:: Work task ::
What follows is a listing; restate all of it word for word.

:: Records to use ::

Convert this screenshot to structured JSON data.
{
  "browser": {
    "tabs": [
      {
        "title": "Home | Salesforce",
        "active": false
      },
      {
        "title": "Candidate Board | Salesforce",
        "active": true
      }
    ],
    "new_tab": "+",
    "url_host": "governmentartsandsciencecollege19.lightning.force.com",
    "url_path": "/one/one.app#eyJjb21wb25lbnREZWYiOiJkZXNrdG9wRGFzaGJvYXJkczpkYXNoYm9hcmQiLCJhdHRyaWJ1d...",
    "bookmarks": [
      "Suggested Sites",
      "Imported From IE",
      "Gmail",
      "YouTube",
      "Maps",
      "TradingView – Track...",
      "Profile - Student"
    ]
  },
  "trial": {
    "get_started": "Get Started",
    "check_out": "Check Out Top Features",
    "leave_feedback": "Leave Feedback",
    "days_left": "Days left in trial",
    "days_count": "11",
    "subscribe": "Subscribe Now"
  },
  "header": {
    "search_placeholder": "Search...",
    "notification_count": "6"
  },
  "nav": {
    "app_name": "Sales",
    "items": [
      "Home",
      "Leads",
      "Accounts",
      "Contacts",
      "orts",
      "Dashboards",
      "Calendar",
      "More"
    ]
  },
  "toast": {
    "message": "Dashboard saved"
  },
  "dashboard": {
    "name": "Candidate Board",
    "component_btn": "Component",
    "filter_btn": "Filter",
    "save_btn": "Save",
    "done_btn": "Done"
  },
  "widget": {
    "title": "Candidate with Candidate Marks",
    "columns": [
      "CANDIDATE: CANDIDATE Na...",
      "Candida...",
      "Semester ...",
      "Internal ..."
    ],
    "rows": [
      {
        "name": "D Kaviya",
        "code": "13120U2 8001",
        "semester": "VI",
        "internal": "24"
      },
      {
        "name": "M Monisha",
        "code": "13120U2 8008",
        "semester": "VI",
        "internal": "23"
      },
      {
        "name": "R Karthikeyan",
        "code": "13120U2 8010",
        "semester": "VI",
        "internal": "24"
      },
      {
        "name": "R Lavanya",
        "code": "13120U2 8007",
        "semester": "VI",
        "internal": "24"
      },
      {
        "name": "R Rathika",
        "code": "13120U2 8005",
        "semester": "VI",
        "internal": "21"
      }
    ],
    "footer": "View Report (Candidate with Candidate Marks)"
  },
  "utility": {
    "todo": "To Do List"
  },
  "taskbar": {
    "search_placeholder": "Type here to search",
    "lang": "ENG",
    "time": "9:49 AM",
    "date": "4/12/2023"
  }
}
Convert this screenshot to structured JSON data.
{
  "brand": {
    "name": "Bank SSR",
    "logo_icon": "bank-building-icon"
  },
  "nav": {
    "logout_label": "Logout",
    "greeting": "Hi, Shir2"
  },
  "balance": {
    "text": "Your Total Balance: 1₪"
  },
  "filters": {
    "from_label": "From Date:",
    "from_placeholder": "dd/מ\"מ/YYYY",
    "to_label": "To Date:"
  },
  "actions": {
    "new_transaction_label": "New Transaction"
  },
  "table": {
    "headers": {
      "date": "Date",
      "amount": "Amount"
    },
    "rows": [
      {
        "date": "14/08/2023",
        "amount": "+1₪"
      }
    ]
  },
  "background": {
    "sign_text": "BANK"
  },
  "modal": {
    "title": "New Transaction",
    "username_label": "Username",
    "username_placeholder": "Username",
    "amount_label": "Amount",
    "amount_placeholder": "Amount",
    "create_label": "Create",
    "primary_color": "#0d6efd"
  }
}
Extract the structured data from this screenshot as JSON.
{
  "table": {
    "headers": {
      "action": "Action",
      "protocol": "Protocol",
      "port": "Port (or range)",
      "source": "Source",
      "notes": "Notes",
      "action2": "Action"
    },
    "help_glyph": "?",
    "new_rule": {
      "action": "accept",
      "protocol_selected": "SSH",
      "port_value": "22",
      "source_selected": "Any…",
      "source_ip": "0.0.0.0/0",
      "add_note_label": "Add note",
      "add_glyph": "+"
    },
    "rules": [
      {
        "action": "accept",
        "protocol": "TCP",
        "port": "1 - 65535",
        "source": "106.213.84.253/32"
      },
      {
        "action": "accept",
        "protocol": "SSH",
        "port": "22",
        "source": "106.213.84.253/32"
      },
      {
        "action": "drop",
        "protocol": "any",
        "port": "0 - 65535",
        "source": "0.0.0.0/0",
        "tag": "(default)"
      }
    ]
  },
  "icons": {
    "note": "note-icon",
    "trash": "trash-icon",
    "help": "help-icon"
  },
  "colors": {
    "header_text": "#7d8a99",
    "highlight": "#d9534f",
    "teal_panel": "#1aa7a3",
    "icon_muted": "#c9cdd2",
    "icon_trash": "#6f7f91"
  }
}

:: Answer area ::
Convert this screenshot to structured JSON data.
{
  "browser": {
    "tabs": [
      {
        "title": "Home | Salesforce",
        "active": false
      },
      {
        "title": "Candidate Board | Salesforce",
        "active": true
      }
    ],
    "new_tab": "+",
    "url_host": "governmentartsandsciencecollege19.lightning.force.com",
    "url_path": "/one/one.app#eyJjb21wb25lbnREZWYiOiJkZXNrdG9wRGFzaGJvYXJkczpkYXNoYm9hcmQiLCJhdHRyaWJ1d...",
    "bookmarks": [
      "Suggested Sites",
      "Imported From IE",
      "Gmail",
      "YouTube",
      "Maps",
      "TradingView – Track...",
      "Profile - Student"
    ]
  },
  "trial": {
    "get_started": "Get Started",
    "check_out": "Check Out Top Features",
    "leave_feedback": "Leave Feedback",
    "days_left": "Days left in trial",
    "days_count": "11",
    "subscribe": "Subscribe Now"
  },
  "header": {
    "search_placeholder": "Search...",
    "notification_count": "6"
  },
  "nav": {
    "app_name": "Sales",
    "items": [
      "Home",
      "Leads",
      "Accounts",
      "Contacts",
      "orts",
      "Dashboards",
      "Calendar",
      "More"
    ]
  },
  "toast": {
    "message": "Dashboard saved"
  },
  "dashboard": {
    "name": "Candidate Board",
    "component_btn": "Component",
    "filter_btn": "Filter",
    "save_btn": "Save",
    "done_btn": "Done"
  },
  "widget": {
    "title": "Candidate with Candidate Marks",
    "columns": [
      "CANDIDATE: CANDIDATE Na...",
      "Candida...",
      "Semester ...",
      "Internal ..."
    ],
    "rows": [
      {
        "name": "D Kaviya",
        "code": "13120U2 8001",
        "semester": "VI",
        "internal": "24"
      },
      {
        "name": "M Monisha",
        "code": "13120U2 8008",
        "semester": "VI",
        "internal": "23"
      },
      {
        "name": "R Karthikeyan",
        "code": "13120U2 8010",
        "semester": "VI",
        "internal": "24"
      },
      {
        "name": "R Lavanya",
        "code": "13120U2 8007",
        "semester": "VI",
        "internal": "24"
      },
      {
        "name": "R Rathika",
        "code": "13120U2 8005",
        "semester": "VI",
        "internal": "21"
      }
    ],
    "footer": "View Report (Candidate with Candidate Marks)"
  },
  "utility": {
    "todo": "To Do List"
  },
  "taskbar": {
    "search_placeholder": "Type here to search",
    "lang": "ENG",
    "time": "9:49 AM",
    "date": "4/12/2023"
  }
}
Convert this screenshot to structured JSON data.
{
  "brand": {
    "name": "Bank SSR",
    "logo_icon": "bank-building-icon"
  },
  "nav": {
    "logout_label": "Logout",
    "greeting": "Hi, Shir2"
  },
  "balance": {
    "text": "Your Total Balance: 1₪"
  },
  "filters": {
    "from_label": "From Date:",
    "from_placeholder": "dd/מ\"מ/YYYY",
    "to_label": "To Date:"
  },
  "actions": {
    "new_transaction_label": "New Transaction"
  },
  "table": {
    "headers": {
      "date": "Date",
      "amount": "Amount"
    },
    "rows": [
      {
        "date": "14/08/2023",
        "amount": "+1₪"
      }
    ]
  },
  "background": {
    "sign_text": "BANK"
  },
  "modal": {
    "title": "New Transaction",
    "username_label": "Username",
    "username_placeholder": "Username",
    "amount_label": "Amount",
    "amount_placeholder": "Amount",
    "create_label": "Create",
    "primary_color": "#0d6efd"
  }
}
Extract the structured data from this screenshot as JSON.
{
  "table": {
    "headers": {
      "action": "Action",
      "protocol": "Protocol",
      "port": "Port (or range)",
      "source": "Source",
      "notes": "Notes",
      "action2": "Action"
    },
    "help_glyph": "?",
    "new_rule": {
      "action": "accept",
      "protocol_selected": "SSH",
      "port_value": "22",
      "source_selected": "Any…",
      "source_ip": "0.0.0.0/0",
      "add_note_label": "Add note",
      "add_glyph": "+"
    },
    "rules": [
      {
        "action": "accept",
        "protocol": "TCP",
        "port": "1 - 65535",
        "source": "106.213.84.253/32"
      },
      {
        "action": "accept",
        "protocol": "SSH",
        "port": "22",
        "source": "106.213.84.253/32"
      },
      {
        "action": "drop",
        "protocol": "any",
        "port": "0 - 65535",
        "source": "0.0.0.0/0",
        "tag": "(default)"
      }
    ]
  },
  "icons": {
    "note": "note-icon",
    "trash": "trash-icon",
    "help": "help-icon"
  },
  "colors": {
    "header_text": "#7d8a99",
    "highlight": "#d9534f",
    "teal_panel": "#1aa7a3",
    "icon_muted": "#c9cdd2",
    "icon_trash": "#6f7f91"
  }
}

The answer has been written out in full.